- Prompt
A complete answer includes every line below with the word "true".

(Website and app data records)
------------------------------------------------------------------------

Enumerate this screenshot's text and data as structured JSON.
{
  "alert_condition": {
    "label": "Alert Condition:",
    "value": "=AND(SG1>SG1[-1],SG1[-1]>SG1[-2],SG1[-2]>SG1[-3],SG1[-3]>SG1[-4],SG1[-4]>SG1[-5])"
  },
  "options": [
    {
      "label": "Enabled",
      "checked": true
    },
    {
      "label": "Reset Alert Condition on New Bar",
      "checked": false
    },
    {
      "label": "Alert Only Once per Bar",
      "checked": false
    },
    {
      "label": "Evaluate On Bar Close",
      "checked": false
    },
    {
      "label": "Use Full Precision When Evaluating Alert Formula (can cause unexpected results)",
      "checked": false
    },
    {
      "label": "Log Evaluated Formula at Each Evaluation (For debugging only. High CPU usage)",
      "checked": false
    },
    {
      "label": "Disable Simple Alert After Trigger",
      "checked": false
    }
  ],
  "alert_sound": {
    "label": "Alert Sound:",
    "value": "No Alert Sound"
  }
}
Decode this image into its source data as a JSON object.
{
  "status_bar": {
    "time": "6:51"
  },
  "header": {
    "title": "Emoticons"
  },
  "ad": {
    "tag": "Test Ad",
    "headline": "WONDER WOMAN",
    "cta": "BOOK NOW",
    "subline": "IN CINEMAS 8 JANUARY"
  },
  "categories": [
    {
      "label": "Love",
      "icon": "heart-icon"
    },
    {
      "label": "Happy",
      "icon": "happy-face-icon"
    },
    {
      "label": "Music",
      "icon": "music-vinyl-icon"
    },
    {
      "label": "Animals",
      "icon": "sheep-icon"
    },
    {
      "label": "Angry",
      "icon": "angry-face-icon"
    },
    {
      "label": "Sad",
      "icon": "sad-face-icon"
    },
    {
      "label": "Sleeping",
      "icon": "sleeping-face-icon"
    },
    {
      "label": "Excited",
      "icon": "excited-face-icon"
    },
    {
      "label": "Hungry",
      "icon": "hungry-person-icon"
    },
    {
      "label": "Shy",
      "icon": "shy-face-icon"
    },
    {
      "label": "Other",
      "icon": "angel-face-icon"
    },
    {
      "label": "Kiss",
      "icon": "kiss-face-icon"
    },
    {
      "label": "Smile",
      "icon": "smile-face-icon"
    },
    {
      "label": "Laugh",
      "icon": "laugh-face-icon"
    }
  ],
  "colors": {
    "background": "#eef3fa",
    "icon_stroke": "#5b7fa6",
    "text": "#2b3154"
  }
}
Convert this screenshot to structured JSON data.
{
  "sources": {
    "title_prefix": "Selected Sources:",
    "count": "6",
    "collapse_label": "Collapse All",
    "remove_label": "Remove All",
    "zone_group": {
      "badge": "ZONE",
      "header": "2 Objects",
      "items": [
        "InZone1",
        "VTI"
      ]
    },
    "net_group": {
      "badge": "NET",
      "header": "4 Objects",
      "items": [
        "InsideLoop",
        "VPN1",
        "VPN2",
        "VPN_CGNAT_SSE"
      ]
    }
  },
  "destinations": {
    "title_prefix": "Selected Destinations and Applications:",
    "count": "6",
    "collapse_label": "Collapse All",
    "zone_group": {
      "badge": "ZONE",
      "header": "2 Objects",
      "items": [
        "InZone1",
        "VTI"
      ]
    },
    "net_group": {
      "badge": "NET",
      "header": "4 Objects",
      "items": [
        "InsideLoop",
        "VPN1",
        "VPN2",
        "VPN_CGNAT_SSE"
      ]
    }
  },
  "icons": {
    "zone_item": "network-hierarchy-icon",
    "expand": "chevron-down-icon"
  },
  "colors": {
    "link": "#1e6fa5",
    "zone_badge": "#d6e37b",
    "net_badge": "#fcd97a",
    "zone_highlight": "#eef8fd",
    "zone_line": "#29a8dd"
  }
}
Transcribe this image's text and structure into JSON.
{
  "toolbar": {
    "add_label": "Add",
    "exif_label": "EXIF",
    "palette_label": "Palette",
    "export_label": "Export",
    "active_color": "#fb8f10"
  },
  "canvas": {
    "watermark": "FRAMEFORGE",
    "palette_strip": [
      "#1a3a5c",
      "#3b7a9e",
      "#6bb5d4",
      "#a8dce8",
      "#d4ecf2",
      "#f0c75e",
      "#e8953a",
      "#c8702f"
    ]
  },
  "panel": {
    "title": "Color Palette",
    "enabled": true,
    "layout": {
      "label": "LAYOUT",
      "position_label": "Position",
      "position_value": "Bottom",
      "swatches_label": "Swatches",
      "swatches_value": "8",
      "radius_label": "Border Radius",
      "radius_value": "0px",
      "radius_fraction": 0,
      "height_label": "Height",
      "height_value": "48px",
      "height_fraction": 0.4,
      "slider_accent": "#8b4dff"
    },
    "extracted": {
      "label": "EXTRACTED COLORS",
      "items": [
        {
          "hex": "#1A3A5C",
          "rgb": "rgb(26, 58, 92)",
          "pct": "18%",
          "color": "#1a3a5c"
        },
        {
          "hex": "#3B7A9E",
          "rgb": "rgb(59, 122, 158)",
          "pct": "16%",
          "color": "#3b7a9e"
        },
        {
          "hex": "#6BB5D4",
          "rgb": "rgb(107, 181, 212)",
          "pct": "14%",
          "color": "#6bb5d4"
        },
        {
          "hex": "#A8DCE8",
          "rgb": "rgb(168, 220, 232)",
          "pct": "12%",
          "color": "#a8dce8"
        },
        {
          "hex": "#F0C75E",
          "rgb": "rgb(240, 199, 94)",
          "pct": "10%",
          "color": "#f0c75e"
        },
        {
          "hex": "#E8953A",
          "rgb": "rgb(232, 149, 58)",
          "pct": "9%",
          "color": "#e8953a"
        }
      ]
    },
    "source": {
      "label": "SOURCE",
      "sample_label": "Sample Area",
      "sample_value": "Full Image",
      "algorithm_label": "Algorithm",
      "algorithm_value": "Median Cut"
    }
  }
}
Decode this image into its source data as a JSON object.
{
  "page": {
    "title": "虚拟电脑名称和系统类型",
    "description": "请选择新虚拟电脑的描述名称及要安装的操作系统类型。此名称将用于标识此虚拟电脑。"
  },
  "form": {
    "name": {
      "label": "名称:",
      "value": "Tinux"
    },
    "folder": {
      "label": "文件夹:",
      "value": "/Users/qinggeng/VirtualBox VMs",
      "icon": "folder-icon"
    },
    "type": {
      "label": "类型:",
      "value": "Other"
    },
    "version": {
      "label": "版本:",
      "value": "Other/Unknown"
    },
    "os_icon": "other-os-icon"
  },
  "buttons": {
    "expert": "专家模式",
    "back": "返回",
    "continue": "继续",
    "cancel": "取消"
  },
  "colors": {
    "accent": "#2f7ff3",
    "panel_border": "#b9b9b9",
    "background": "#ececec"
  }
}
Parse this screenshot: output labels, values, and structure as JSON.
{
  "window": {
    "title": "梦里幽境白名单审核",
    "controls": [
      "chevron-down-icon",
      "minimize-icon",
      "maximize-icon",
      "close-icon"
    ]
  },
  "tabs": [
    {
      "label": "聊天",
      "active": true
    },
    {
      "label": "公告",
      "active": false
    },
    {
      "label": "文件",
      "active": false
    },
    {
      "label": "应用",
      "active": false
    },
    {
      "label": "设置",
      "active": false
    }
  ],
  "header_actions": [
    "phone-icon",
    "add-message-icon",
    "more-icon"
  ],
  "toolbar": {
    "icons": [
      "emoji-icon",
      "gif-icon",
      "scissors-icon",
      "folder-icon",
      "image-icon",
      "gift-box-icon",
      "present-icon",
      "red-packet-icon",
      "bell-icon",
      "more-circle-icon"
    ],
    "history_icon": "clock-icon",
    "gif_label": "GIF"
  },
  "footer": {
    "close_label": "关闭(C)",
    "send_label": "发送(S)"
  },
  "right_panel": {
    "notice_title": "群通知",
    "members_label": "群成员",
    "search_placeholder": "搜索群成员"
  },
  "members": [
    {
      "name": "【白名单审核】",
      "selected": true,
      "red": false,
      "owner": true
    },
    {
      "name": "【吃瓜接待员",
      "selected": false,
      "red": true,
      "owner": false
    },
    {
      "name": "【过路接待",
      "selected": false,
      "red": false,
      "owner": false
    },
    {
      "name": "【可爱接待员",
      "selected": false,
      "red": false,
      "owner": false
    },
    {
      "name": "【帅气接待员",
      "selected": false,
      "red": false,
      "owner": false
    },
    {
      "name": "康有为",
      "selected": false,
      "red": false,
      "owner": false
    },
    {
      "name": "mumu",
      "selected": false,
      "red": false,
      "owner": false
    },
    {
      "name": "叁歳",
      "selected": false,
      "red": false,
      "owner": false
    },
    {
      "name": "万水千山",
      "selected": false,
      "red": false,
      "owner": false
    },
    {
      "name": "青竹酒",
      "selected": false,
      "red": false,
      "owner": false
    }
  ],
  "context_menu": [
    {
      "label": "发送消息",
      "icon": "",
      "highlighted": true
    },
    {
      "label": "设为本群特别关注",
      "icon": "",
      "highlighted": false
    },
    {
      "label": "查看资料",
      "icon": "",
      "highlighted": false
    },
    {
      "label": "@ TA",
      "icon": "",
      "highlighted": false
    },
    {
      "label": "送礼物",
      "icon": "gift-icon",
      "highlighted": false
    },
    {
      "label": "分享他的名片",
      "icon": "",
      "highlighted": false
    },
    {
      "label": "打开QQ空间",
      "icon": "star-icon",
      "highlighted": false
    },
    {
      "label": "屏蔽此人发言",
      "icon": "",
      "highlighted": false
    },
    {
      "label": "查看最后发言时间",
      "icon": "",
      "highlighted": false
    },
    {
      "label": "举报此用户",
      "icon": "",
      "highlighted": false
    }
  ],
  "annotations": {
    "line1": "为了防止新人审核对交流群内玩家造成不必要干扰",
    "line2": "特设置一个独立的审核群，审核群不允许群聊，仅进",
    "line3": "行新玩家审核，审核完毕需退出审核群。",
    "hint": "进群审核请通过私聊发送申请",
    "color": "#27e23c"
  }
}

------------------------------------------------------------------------

- Solution to this problem
      "checked": true
    "enabled": true,
      "active": true
      "selected": true,
      "owner": true
      "red": true,
      "highlighted": true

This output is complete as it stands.